> PROMPT
Return, from the data that follows, each line that holds the word "Фантастика".

(Beginning of RECORDS SHOWN)

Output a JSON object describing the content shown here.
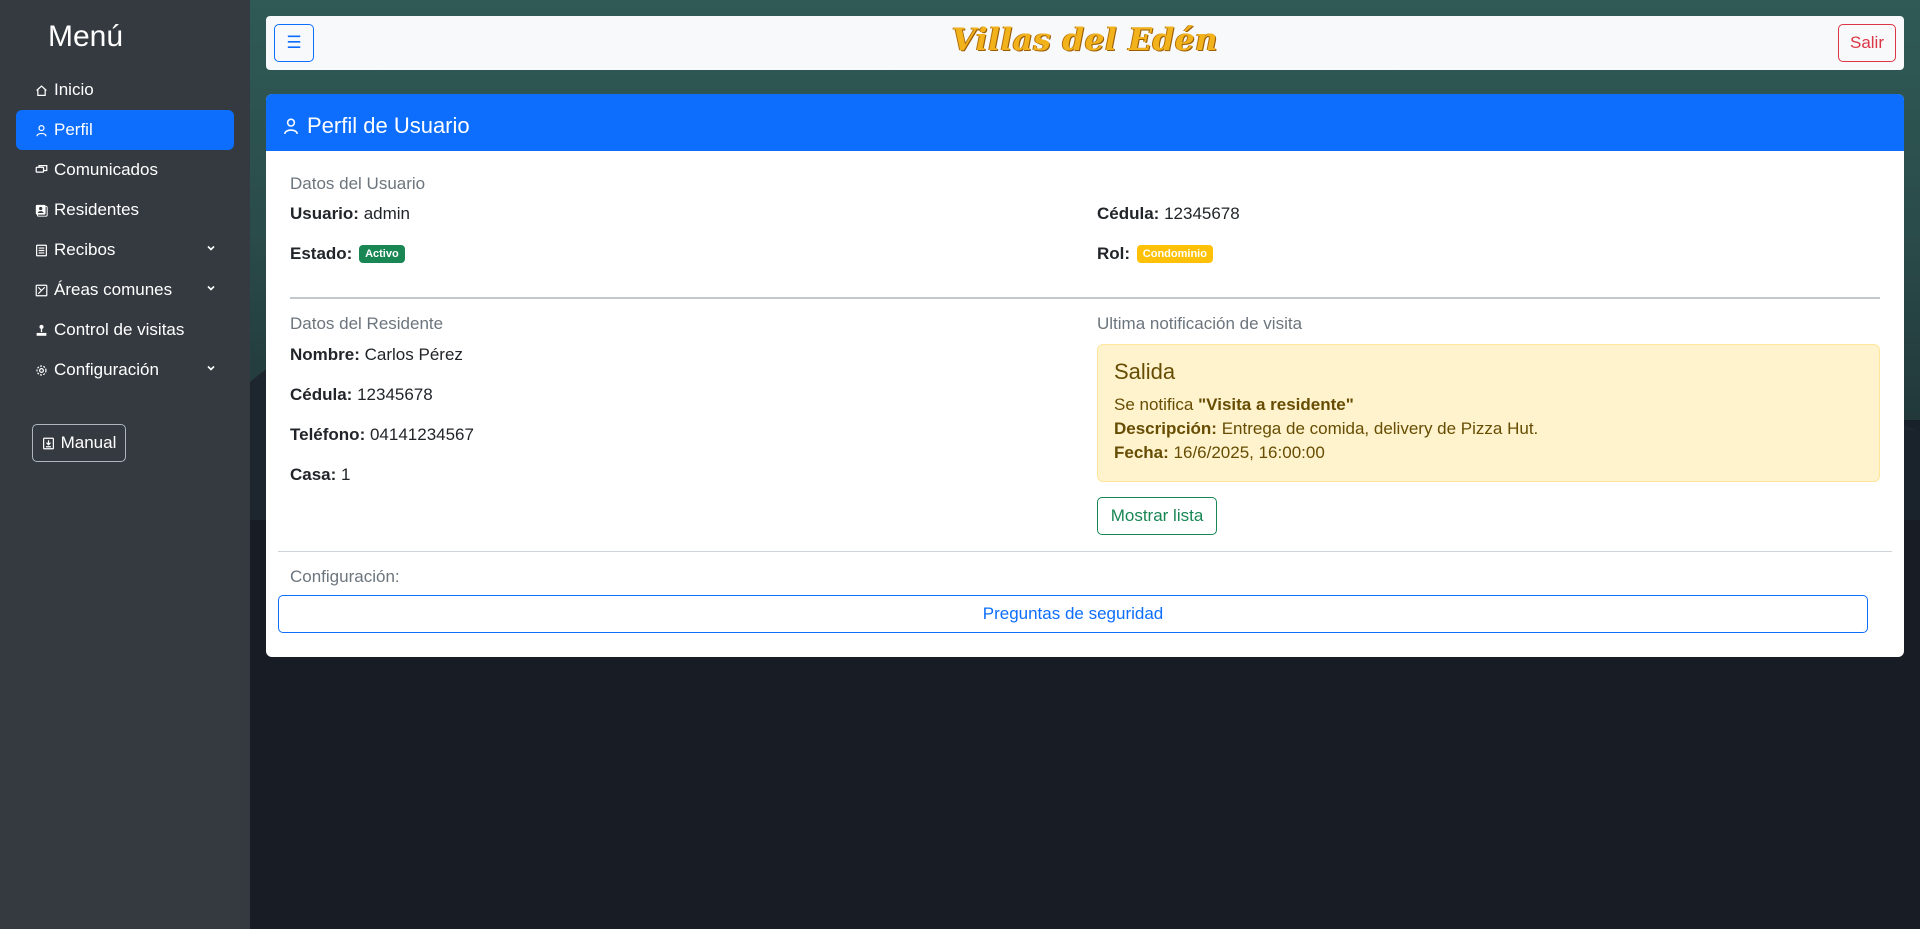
{
  "sidebar": {
    "title": "Menú",
    "items": [
      {
        "label": "Inicio",
        "icon": "home-icon"
      },
      {
        "label": "Perfil",
        "icon": "user-icon",
        "active": true
      },
      {
        "label": "Comunicados",
        "icon": "chat-icon"
      },
      {
        "label": "Residentes",
        "icon": "residents-icon"
      },
      {
        "label": "Recibos",
        "icon": "receipt-icon",
        "expandable": true
      },
      {
        "label": "Áreas comunes",
        "icon": "area-icon",
        "expandable": true
      },
      {
        "label": "Control de visitas",
        "icon": "joystick-icon"
      },
      {
        "label": "Configuración",
        "icon": "gear-icon",
        "expandable": true
      }
    ],
    "manual_label": "Manual"
  },
  "topbar": {
    "toggle_icon": "☰",
    "brand": "Villas del Edén",
    "logout_label": "Salir"
  },
  "card": {
    "title": "Perfil de Usuario",
    "user_section": {
      "title": "Datos del Usuario",
      "usuario_label": "Usuario:",
      "usuario_value": "admin",
      "cedula_label": "Cédula:",
      "cedula_value": "12345678",
      "estado_label": "Estado:",
      "estado_value": "Activo",
      "rol_label": "Rol:",
      "rol_value": "Condominio"
    },
    "resident_section": {
      "title": "Datos del Residente",
      "nombre_label": "Nombre:",
      "nombre_value": "Carlos Pérez",
      "cedula_label": "Cédula:",
      "cedula_value": "12345678",
      "telefono_label": "Teléfono:",
      "telefono_value": "04141234567",
      "casa_label": "Casa:",
      "casa_value": "1"
    },
    "notification": {
      "section_title": "Ultima notificación de visita",
      "title": "Salida",
      "notify_prefix": "Se notifica",
      "notify_value": "\"Visita a residente\"",
      "descripcion_label": "Descripción:",
      "descripcion_value": "Entrega de comida, delivery de Pizza Hut.",
      "fecha_label": "Fecha:",
      "fecha_value": "16/6/2025, 16:00:00",
      "show_list_label": "Mostrar lista"
    },
    "config": {
      "title": "Configuración:",
      "security_label": "Preguntas de seguridad"
    }
  },
  "colors": {
    "primary": "#0d6efd",
    "success": "#198754",
    "warning": "#ffc107",
    "danger": "#dc3545",
    "sidebar": "#343a40"
  }
}
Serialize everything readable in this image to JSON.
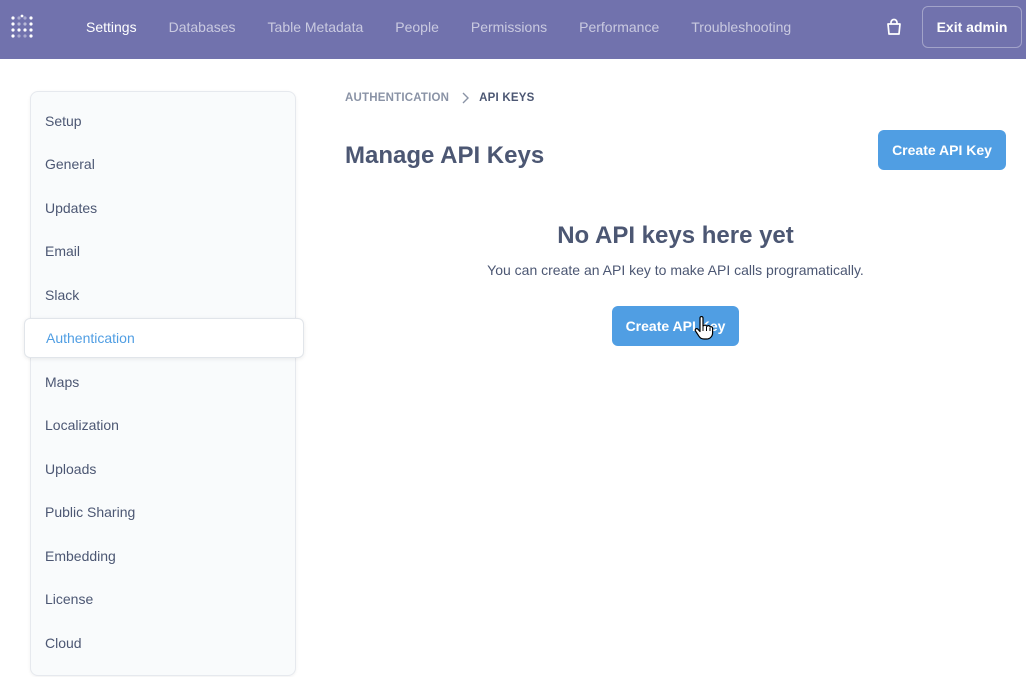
{
  "header": {
    "nav": [
      "Settings",
      "Databases",
      "Table Metadata",
      "People",
      "Permissions",
      "Performance",
      "Troubleshooting"
    ],
    "active_nav": "Settings",
    "exit_label": "Exit admin"
  },
  "sidebar": {
    "items": [
      {
        "label": "Setup"
      },
      {
        "label": "General"
      },
      {
        "label": "Updates"
      },
      {
        "label": "Email"
      },
      {
        "label": "Slack"
      },
      {
        "label": "Authentication"
      },
      {
        "label": "Maps"
      },
      {
        "label": "Localization"
      },
      {
        "label": "Uploads"
      },
      {
        "label": "Public Sharing"
      },
      {
        "label": "Embedding"
      },
      {
        "label": "License"
      },
      {
        "label": "Cloud"
      }
    ],
    "active": "Authentication"
  },
  "breadcrumb": {
    "parent": "AUTHENTICATION",
    "current": "API KEYS"
  },
  "main": {
    "title": "Manage API Keys",
    "create_button_label": "Create API Key",
    "empty_title": "No API keys here yet",
    "empty_description": "You can create an API key to make API calls programatically.",
    "empty_button_label": "Create API Key"
  },
  "colors": {
    "header_bg": "#7172ad",
    "brand": "#509ee3",
    "text": "#4c5773"
  }
}
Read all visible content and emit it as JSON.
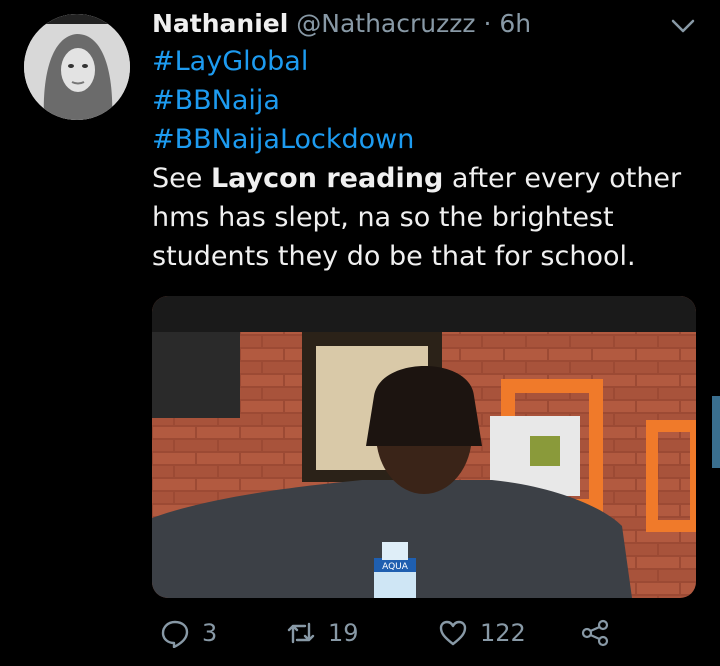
{
  "tweet": {
    "author_name": "Nathaniel",
    "handle": "@Nathacruzzz",
    "separator": "·",
    "time": "6h",
    "hashtags": [
      "#LayGlobal",
      "#BBNaija",
      "#BBNaijaLockdown"
    ],
    "text_prefix": "See ",
    "text_bold": "Laycon reading",
    "text_suffix": " after every other hms has slept, na so the brightest students they do be that for school.",
    "media_bottle_label": "AQUA"
  },
  "actions": {
    "reply_count": "3",
    "retweet_count": "19",
    "like_count": "122"
  },
  "icons": {
    "avatar": "profile-photo",
    "menu": "chevron-down-icon",
    "reply": "comment-icon",
    "retweet": "retweet-icon",
    "like": "heart-icon",
    "share": "share-icon"
  },
  "colors": {
    "background": "#000000",
    "link": "#1d9bf0",
    "muted": "#8899a6",
    "text": "#f0f0f0"
  }
}
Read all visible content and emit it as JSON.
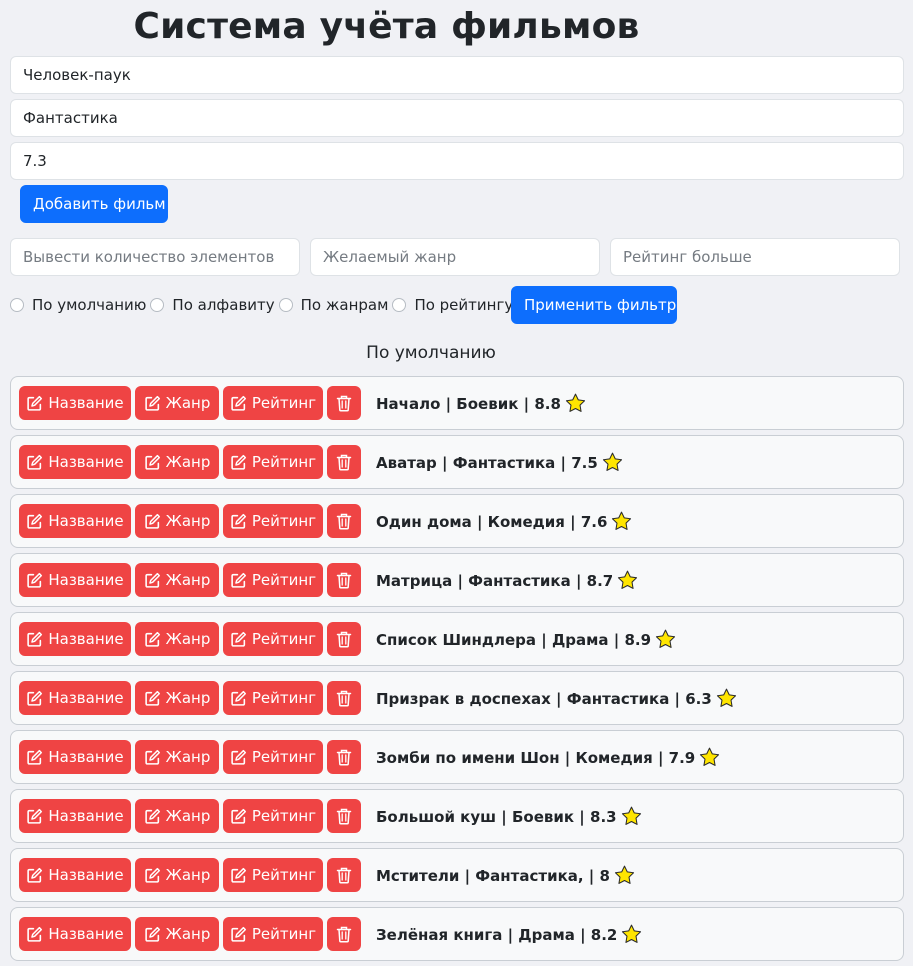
{
  "header": {
    "title": "Система учёта фильмов"
  },
  "add_form": {
    "title_value": "Человек-паук",
    "genre_value": "Фантастика",
    "rating_value": "7.3",
    "add_button": "Добавить фильм"
  },
  "filters": {
    "count_placeholder": "Вывести количество элементов",
    "genre_placeholder": "Желаемый жанр",
    "rating_placeholder": "Рейтинг больше",
    "apply_button": "Применить фильтр",
    "sort_options": [
      "По умолчанию",
      "По алфавиту",
      "По жанрам",
      "По рейтингу"
    ]
  },
  "current_sort": "По умолчанию",
  "row_buttons": {
    "name": "Название",
    "genre": "Жанр",
    "rating": "Рейтинг"
  },
  "icons": {
    "edit": "edit-icon",
    "delete": "trash-icon",
    "rating": "star-icon"
  },
  "colors": {
    "primary": "#0d6efd",
    "danger": "#ef4444",
    "star": "#ffe500"
  },
  "movies": [
    {
      "text": "Начало | Боевик | 8.8"
    },
    {
      "text": "Аватар | Фантастика | 7.5"
    },
    {
      "text": "Один дома | Комедия | 7.6"
    },
    {
      "text": "Матрица | Фантастика | 8.7"
    },
    {
      "text": "Список Шиндлера | Драма | 8.9"
    },
    {
      "text": "Призрак в доспехах | Фантастика | 6.3"
    },
    {
      "text": "Зомби по имени Шон | Комедия | 7.9"
    },
    {
      "text": "Большой куш | Боевик | 8.3"
    },
    {
      "text": "Мстители | Фантастика, | 8"
    },
    {
      "text": "Зелёная книга | Драма | 8.2"
    }
  ]
}
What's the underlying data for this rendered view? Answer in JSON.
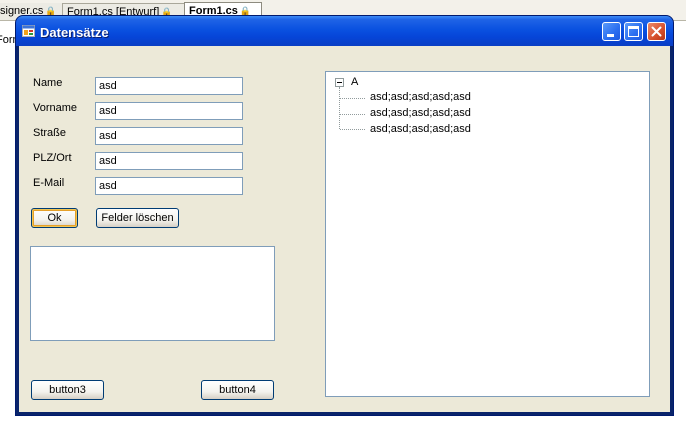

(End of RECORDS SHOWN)

> EXPECTED ANSWER
    "genre_value": "Фантастика",
      "text": "Аватар | Фантастика | 7.5"
      "text": "Матрица | Фантастика | 8.7"
      "text": "Призрак в доспехах | Фантастика | 6.3"
      "text": "Мстители | Фантастика, | 8"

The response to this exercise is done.